▶ _WHAT THE EXERCISE ASKS_
Search the entries for the word "EURJPY" and report each line that has it.

▶ _RECORDED DATA_
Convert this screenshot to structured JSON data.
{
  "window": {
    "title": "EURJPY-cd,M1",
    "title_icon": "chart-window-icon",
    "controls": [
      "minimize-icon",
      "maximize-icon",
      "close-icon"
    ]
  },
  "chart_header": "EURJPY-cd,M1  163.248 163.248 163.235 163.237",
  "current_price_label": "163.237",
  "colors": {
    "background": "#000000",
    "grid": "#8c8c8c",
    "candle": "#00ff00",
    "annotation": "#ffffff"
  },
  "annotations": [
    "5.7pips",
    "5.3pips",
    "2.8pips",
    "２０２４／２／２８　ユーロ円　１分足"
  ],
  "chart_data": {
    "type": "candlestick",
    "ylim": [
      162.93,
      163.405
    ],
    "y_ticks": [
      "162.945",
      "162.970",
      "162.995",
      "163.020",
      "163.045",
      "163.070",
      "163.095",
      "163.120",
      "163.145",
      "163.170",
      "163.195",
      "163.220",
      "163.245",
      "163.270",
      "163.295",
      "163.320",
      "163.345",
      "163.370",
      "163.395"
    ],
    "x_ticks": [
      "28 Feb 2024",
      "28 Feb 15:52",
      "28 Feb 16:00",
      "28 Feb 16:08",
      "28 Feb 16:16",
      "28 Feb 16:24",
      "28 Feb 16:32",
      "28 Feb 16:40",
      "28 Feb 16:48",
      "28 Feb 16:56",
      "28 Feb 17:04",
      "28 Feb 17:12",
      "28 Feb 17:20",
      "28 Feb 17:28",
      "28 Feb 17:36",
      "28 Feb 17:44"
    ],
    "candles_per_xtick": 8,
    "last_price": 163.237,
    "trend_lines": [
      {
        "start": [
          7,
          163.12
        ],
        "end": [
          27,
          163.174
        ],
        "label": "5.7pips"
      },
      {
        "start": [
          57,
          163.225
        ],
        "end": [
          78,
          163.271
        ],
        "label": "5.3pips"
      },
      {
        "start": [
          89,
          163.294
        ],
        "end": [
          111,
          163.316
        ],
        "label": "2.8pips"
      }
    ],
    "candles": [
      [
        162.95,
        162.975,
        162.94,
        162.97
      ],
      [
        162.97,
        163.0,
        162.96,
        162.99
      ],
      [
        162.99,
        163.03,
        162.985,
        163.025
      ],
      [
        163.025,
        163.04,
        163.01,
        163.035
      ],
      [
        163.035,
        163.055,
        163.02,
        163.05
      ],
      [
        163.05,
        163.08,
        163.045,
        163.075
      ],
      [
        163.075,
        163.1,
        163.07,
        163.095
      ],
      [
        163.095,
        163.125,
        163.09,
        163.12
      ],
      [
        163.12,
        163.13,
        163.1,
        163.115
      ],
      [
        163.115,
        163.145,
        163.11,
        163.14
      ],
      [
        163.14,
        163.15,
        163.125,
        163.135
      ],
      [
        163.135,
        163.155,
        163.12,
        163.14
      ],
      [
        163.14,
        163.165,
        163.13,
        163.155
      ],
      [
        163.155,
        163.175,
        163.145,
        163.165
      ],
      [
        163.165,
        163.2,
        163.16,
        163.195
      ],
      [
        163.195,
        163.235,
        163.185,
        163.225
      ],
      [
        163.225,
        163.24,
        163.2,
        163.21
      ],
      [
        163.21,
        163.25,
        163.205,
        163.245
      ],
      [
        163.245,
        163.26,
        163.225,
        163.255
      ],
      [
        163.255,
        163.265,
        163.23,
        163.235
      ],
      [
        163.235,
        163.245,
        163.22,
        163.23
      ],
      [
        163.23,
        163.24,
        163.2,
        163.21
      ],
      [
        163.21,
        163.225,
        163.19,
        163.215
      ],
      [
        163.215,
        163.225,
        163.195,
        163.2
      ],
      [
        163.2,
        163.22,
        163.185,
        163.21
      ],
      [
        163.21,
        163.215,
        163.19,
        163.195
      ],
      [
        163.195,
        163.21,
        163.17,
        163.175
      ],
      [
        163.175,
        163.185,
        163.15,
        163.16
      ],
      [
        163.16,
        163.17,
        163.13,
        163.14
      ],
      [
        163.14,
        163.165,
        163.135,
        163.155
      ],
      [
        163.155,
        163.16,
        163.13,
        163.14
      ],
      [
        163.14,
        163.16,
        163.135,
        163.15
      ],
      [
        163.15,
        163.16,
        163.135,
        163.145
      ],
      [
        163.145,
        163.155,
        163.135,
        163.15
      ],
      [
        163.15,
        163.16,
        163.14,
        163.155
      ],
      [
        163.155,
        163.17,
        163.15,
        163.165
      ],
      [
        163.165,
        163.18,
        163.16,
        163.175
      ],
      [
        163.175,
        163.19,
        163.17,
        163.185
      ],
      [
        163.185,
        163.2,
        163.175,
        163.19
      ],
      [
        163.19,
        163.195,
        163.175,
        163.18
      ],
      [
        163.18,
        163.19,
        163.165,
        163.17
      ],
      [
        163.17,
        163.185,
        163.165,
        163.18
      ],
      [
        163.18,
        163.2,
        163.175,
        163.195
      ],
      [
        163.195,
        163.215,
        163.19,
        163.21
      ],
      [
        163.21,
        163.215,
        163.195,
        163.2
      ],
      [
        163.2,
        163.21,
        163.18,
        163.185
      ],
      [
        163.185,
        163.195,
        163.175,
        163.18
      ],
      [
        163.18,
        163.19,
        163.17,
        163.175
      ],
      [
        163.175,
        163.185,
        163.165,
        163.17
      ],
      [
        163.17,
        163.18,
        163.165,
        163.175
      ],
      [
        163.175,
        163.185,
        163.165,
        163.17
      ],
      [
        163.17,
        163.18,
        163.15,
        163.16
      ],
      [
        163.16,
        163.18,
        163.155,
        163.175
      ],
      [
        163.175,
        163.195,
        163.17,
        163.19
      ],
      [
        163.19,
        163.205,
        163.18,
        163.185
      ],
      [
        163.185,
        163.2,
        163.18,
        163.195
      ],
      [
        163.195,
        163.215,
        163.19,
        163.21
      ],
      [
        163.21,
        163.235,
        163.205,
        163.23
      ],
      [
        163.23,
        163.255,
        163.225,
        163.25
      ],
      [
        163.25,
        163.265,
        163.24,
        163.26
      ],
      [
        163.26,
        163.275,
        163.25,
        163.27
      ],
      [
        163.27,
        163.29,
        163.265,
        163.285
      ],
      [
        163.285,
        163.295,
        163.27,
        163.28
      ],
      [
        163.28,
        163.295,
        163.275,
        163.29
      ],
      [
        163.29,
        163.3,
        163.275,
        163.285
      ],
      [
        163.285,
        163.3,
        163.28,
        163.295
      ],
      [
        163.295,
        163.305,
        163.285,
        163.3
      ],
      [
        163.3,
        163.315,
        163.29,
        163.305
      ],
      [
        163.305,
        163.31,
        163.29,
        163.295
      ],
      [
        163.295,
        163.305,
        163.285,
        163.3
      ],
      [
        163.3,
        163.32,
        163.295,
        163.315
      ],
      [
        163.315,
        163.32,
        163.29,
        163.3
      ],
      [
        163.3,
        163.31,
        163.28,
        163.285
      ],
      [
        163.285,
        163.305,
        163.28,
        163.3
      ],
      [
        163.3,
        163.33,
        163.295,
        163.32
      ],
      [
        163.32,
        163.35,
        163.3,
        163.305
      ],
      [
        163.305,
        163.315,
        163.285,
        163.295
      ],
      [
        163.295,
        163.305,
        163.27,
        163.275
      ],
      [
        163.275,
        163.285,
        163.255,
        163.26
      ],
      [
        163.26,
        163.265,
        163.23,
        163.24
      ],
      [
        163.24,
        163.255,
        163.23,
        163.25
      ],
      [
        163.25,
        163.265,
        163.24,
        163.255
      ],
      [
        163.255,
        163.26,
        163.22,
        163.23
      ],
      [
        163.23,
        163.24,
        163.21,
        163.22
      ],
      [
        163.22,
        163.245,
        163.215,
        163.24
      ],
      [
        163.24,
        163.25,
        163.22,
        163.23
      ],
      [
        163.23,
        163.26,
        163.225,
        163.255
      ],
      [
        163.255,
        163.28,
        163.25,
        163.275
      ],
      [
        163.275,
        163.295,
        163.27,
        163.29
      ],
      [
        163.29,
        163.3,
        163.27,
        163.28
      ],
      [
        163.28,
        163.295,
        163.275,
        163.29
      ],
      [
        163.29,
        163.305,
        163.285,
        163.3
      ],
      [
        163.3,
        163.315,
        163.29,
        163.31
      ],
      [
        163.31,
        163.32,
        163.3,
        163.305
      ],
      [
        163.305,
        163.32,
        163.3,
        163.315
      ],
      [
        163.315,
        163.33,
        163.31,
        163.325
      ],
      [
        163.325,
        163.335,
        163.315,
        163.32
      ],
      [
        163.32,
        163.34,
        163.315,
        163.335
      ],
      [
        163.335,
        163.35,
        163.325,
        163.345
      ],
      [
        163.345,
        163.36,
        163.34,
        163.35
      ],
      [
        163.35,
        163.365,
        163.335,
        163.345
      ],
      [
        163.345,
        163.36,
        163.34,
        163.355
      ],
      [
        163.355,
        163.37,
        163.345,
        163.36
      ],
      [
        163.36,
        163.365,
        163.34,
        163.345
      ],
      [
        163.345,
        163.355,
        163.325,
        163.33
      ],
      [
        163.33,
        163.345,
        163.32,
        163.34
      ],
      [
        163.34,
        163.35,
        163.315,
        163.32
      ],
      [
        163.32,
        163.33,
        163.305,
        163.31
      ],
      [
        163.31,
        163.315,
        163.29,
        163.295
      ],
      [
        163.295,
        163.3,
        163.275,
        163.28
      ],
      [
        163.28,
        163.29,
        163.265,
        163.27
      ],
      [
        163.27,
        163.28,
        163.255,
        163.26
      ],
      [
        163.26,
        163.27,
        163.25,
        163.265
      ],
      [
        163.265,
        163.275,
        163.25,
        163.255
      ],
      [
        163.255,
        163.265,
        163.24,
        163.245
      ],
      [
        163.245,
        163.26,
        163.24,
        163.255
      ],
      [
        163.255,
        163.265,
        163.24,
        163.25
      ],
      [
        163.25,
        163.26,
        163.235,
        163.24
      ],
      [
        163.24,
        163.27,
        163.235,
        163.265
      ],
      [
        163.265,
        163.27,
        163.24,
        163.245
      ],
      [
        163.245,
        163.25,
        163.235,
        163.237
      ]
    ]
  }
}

▶ _RESULT OF THE EXERCISE_
    "title": "EURJPY-cd,M1",
  "chart_header": "EURJPY-cd,M1  163.248 163.248 163.235 163.237",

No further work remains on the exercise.